Quote all of the data below exactly, please.

Component data from apps and pages
=== Begin Enclosure ===

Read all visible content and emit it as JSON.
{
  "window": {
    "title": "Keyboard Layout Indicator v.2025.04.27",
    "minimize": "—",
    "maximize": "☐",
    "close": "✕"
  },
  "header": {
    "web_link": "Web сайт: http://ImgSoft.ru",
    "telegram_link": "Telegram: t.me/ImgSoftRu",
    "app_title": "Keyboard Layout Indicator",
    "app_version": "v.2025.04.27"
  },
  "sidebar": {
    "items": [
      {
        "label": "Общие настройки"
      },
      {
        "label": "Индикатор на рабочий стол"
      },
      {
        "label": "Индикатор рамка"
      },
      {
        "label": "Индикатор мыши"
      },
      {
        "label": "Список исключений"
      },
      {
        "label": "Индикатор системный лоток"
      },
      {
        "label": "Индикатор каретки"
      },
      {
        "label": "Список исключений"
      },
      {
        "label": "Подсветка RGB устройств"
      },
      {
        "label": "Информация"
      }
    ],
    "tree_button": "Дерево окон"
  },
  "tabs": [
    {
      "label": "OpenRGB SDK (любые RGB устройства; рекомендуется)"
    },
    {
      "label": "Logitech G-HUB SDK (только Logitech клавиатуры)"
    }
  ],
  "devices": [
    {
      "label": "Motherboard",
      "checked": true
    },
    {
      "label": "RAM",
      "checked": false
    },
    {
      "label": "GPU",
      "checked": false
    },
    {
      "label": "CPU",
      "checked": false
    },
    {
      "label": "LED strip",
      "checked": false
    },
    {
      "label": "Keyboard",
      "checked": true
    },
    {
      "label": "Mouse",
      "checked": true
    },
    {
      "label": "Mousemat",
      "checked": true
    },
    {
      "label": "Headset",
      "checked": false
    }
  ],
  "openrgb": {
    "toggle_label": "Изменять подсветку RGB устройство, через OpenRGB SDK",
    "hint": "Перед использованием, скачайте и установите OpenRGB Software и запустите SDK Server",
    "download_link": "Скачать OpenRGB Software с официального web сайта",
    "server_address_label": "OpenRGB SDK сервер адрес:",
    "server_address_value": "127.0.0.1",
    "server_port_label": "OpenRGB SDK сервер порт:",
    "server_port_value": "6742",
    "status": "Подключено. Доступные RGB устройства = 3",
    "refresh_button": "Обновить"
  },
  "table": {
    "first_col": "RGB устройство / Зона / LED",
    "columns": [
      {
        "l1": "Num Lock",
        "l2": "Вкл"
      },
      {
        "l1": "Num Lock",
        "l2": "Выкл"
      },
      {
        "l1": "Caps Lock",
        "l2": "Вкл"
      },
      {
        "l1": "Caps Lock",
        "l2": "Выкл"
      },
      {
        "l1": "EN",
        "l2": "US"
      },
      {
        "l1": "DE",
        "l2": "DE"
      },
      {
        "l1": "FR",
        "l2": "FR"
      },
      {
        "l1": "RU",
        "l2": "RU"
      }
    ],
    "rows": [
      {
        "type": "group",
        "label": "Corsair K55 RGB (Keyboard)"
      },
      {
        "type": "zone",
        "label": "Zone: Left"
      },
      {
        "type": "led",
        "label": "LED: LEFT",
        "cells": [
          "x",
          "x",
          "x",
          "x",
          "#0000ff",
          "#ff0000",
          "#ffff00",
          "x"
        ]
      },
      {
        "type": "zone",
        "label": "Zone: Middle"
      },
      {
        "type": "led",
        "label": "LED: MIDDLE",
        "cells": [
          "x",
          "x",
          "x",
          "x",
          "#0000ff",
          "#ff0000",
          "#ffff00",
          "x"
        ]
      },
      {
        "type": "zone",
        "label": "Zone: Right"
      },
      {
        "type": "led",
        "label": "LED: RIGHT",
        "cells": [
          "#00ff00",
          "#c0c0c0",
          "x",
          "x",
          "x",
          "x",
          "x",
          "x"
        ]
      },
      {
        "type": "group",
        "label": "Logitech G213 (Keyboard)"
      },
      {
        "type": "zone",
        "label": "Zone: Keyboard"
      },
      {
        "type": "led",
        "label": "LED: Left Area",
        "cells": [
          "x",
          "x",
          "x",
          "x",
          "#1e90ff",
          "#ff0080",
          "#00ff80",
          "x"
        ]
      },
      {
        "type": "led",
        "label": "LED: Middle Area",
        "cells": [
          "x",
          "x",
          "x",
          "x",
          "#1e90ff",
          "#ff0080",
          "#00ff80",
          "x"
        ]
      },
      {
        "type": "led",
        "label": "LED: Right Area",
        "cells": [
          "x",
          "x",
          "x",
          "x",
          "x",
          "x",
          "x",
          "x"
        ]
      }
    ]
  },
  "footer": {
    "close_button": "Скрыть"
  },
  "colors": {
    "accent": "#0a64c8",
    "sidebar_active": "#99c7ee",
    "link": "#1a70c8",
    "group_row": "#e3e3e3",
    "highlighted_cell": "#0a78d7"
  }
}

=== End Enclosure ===

RESULT BELOW
Read all visible content and emit it as JSON.
{
  "window": {
    "title": "Keyboard Layout Indicator v.2025.04.27",
    "minimize": "—",
    "maximize": "☐",
    "close": "✕"
  },
  "header": {
    "web_link": "Web сайт: http://ImgSoft.ru",
    "telegram_link": "Telegram: t.me/ImgSoftRu",
    "app_title": "Keyboard Layout Indicator",
    "app_version": "v.2025.04.27"
  },
  "sidebar": {
    "items": [
      {
        "label": "Общие настройки"
      },
      {
        "label": "Индикатор на рабочий стол"
      },
      {
        "label": "Индикатор рамка"
      },
      {
        "label": "Индикатор мыши"
      },
      {
        "label": "Список исключений"
      },
      {
        "label": "Индикатор системный лоток"
      },
      {
        "label": "Индикатор каретки"
      },
      {
        "label": "Список исключений"
      },
      {
        "label": "Подсветка RGB устройств"
      },
      {
        "label": "Информация"
      }
    ],
    "tree_button": "Дерево окон"
  },
  "tabs": [
    {
      "label": "OpenRGB SDK (любые RGB устройства; рекомендуется)"
    },
    {
      "label": "Logitech G-HUB SDK (только Logitech клавиатуры)"
    }
  ],
  "devices": [
    {
      "label": "Motherboard",
      "checked": true
    },
    {
      "label": "RAM",
      "checked": false
    },
    {
      "label": "GPU",
      "checked": false
    },
    {
      "label": "CPU",
      "checked": false
    },
    {
      "label": "LED strip",
      "checked": false
    },
    {
      "label": "Keyboard",
      "checked": true
    },
    {
      "label": "Mouse",
      "checked": true
    },
    {
      "label": "Mousemat",
      "checked": true
    },
    {
      "label": "Headset",
      "checked": false
    }
  ],
  "openrgb": {
    "toggle_label": "Изменять подсветку RGB устройство, через OpenRGB SDK",
    "hint": "Перед использованием, скачайте и установите OpenRGB Software и запустите SDK Server",
    "download_link": "Скачать OpenRGB Software с официального web сайта",
    "server_address_label": "OpenRGB SDK сервер адрес:",
    "server_address_value": "127.0.0.1",
    "server_port_label": "OpenRGB SDK сервер порт:",
    "server_port_value": "6742",
    "status": "Подключено. Доступные RGB устройства = 3",
    "refresh_button": "Обновить"
  },
  "table": {
    "first_col": "RGB устройство / Зона / LED",
    "columns": [
      {
        "l1": "Num Lock",
        "l2": "Вкл"
      },
      {
        "l1": "Num Lock",
        "l2": "Выкл"
      },
      {
        "l1": "Caps Lock",
        "l2": "Вкл"
      },
      {
        "l1": "Caps Lock",
        "l2": "Выкл"
      },
      {
        "l1": "EN",
        "l2": "US"
      },
      {
        "l1": "DE",
        "l2": "DE"
      },
      {
        "l1": "FR",
        "l2": "FR"
      },
      {
        "l1": "RU",
        "l2": "RU"
      }
    ],
    "rows": [
      {
        "type": "group",
        "label": "Corsair K55 RGB (Keyboard)"
      },
      {
        "type": "zone",
        "label": "Zone: Left"
      },
      {
        "type": "led",
        "label": "LED: LEFT",
        "cells": [
          "x",
          "x",
          "x",
          "x",
          "#0000ff",
          "#ff0000",
          "#ffff00",
          "x"
        ]
      },
      {
        "type": "zone",
        "label": "Zone: Middle"
      },
      {
        "type": "led",
        "label": "LED: MIDDLE",
        "cells": [
          "x",
          "x",
          "x",
          "x",
          "#0000ff",
          "#ff0000",
          "#ffff00",
          "x"
        ]
      },
      {
        "type": "zone",
        "label": "Zone: Right"
      },
      {
        "type": "led",
        "label": "LED: RIGHT",
        "cells": [
          "#00ff00",
          "#c0c0c0",
          "x",
          "x",
          "x",
          "x",
          "x",
          "x"
        ]
      },
      {
        "type": "group",
        "label": "Logitech G213 (Keyboard)"
      },
      {
        "type": "zone",
        "label": "Zone: Keyboard"
      },
      {
        "type": "led",
        "label": "LED: Left Area",
        "cells": [
          "x",
          "x",
          "x",
          "x",
          "#1e90ff",
          "#ff0080",
          "#00ff80",
          "x"
        ]
      },
      {
        "type": "led",
        "label": "LED: Middle Area",
        "cells": [
          "x",
          "x",
          "x",
          "x",
          "#1e90ff",
          "#ff0080",
          "#00ff80",
          "x"
        ]
      },
      {
        "type": "led",
        "label": "LED: Right Area",
        "cells": [
          "x",
          "x",
          "x",
          "x",
          "x",
          "x",
          "x",
          "x"
        ]
      }
    ]
  },
  "footer": {
    "close_button": "Скрыть"
  },
  "colors": {
    "accent": "#0a64c8",
    "sidebar_active": "#99c7ee",
    "link": "#1a70c8",
    "group_row": "#e3e3e3",
    "highlighted_cell": "#0a78d7"
  }
}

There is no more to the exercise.